What is perhaps even more remarkable, given the nature of the music business, is that the Frères Morvan command almost universal love and respect in their local community and throughout the whole of Brittany.
Over the course of their lives, the three brothers, François, Henri, and Yvon, have seen many changes, and their biography reads like a history of Brittany in the twentieth century.
Like many Bretons, their father, Fanch Morvan, was an unwilling conscript in the 1914-18 war: he spent four full years at the front, leaving his young bride, Augustine, to look after their farm in St Nicodème. One of Fanch’s brothers was killed in combat, and another only managed to avoid conscription by feigning imbecility to the French authorities.
After the War a time of relative peace and prosperity returned to Brittany, and Fanch and Augustine had five children - four sons and a daughter. Henri recalls this as being a time of great happiness: ‘People sang while they worked in the fields, and it was common for people to gather together in the evenings to sing and dance together’.
The occupation of Brittany by German forces in 1939 saw a return to harsh conditions. The Morvan brothers managed to avoid deportation to Germany – a fate which befell many other young men in the area – but life was perilous throughout the six years of occupation, taxes were high, farm equipment was requisitioned for the German war effort, and any sign of non-co-operation with the authorities was potentially fatal.
Little relief was experienced after Liberation. Yvon was conscripted to serve in the war in Algeria, while, at home, the Breton countryside started to experience an ‘exodus’ that soon left whole villages empty and falling into ruin: young people across Brittany became convinced that there was no future for them in their place of birth and set off to find work in the big cities, most notably Paris.
The Morvan brothers resisted the temptation to follow the general trend, and remained on the family farm, working with their parents, and learning to adapt to the changing times. In 1958 the farm was connected to the electricity supply, and in 1959 the family bought its first tractor. However, the brothers never lost touch with the traditional way of life, and, in particular, they developed a reputation for their singing and their range of songs.
When the ‘Circle Celtique de Callac’ organised its first ‘Fest-noz’ in St Servais it was therefore natural for ‘Les Frères Morvan’ to be invited to sing – and this was their first official public performance.
Over the years, the brothers have become famous for the welcome given to visitors to the family farm: from left to right, Yvon, François and Henri.
The brothers were soon invited to sing at more events and rapidly became a popular feature of Brittany’s emerging musical folk-culture. They sing without musical accompaniment, and, as is traditional in Brittany, many of their songs are danced to, whilst others are ballads, dating back to the nineteenth century. They sing in Breton, and all their songs were learnt from their parents: their mother had learnt an exceptionally large number of songs from her father, and once her sons started to become more well-known, she took pains to pass the whole collection on to them – the entire repertoire of 78 songs has now been transcribed and was published in book form in 2002.

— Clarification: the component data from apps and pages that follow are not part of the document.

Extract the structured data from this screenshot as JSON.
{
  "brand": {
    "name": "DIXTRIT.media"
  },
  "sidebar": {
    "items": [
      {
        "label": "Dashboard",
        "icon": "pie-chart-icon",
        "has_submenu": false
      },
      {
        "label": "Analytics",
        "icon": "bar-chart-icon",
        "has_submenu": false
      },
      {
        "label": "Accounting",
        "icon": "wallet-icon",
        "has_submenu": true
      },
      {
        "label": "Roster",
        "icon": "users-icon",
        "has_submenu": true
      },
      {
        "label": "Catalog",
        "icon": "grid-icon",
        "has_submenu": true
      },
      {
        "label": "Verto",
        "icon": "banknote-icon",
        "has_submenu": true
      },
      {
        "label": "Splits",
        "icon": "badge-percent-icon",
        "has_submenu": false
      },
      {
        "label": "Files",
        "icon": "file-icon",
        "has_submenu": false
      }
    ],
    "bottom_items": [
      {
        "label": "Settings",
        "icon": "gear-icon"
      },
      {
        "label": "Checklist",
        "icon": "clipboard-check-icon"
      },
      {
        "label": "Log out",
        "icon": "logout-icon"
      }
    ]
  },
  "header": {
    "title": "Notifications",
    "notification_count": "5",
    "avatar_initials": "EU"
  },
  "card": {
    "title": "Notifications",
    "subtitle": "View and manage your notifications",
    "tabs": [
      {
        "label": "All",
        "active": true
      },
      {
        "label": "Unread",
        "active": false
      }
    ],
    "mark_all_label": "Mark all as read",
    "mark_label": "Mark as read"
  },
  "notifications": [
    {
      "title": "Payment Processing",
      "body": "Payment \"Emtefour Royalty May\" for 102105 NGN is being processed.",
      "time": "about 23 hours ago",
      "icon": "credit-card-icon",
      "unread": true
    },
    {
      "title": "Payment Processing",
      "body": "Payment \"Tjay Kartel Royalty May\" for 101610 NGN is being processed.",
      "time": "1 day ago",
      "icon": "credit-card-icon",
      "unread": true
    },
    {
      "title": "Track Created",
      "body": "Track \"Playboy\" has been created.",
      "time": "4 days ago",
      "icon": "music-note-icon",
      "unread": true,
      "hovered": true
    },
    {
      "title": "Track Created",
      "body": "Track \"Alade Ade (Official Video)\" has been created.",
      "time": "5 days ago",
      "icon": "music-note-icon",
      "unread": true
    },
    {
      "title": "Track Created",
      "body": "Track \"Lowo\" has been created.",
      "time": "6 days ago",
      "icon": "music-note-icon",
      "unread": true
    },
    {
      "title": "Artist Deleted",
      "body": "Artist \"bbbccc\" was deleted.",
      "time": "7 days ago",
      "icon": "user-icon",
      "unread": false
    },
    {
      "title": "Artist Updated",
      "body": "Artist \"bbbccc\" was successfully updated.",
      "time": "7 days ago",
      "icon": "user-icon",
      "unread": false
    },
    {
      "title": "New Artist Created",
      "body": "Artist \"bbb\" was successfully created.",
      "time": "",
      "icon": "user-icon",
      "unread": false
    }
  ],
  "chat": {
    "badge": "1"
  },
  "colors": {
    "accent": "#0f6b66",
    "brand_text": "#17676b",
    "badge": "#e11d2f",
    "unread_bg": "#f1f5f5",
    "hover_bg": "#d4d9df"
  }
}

Throughout their musical careers the brothers continued to run the family farm. As far as possible, they still accept every invitation that they receive, and they have never asked for an appearance fee; moreover, they have never signed a contract. In recent years François, who is now 83, has made fewer public appearances, but Henri and Yvon are still familiar figures at Fest-noz and fêtes across the region.